## Work order
Would you mind restating all of the records word for word, skipping the pictures?

[Data about app and page elements]
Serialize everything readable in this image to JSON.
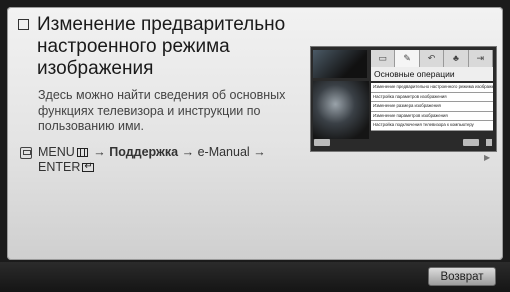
{
  "page": {
    "title": "Изменение предварительно настроенного режима изображения",
    "description": "Здесь можно найти сведения об основных функциях телевизора и инструкции по пользованию ими.",
    "path_menu": "MENU",
    "path_arrow1": "→",
    "path_support": "Поддержка",
    "path_arrow2": "→",
    "path_emanual": "e-Manual",
    "path_arrow3": "→",
    "path_enter": "ENTER"
  },
  "preview": {
    "heading": "Основные операции",
    "tabs": [
      "▭",
      "✎",
      "↶",
      "♣",
      "⇥"
    ],
    "items": [
      "Изменение предварительно настроенного режима изображения",
      "Настройка параметров изображения",
      "Изменение размера изображения",
      "Изменение параметров изображения",
      "Настройка подключения телевизора к компьютеру"
    ]
  },
  "footer": {
    "back_label": "Возврат"
  },
  "icons": {
    "title_bullet": "checkbox-icon",
    "remote": "remote-icon",
    "next": "play-right-icon"
  }
}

## Response to this exercise
Serialize everything readable in this image to JSON.
{
  "page": {
    "title": "Изменение предварительно настроенного режима изображения",
    "description": "Здесь можно найти сведения об основных функциях телевизора и инструкции по пользованию ими.",
    "path_menu": "MENU",
    "path_arrow1": "→",
    "path_support": "Поддержка",
    "path_arrow2": "→",
    "path_emanual": "e-Manual",
    "path_arrow3": "→",
    "path_enter": "ENTER"
  },
  "preview": {
    "heading": "Основные операции",
    "tabs": [
      "▭",
      "✎",
      "↶",
      "♣",
      "⇥"
    ],
    "items": [
      "Изменение предварительно настроенного режима изображения",
      "Настройка параметров изображения",
      "Изменение размера изображения",
      "Изменение параметров изображения",
      "Настройка подключения телевизора к компьютеру"
    ]
  },
  "footer": {
    "back_label": "Возврат"
  },
  "icons": {
    "title_bullet": "checkbox-icon",
    "remote": "remote-icon",
    "next": "play-right-icon"
  }
}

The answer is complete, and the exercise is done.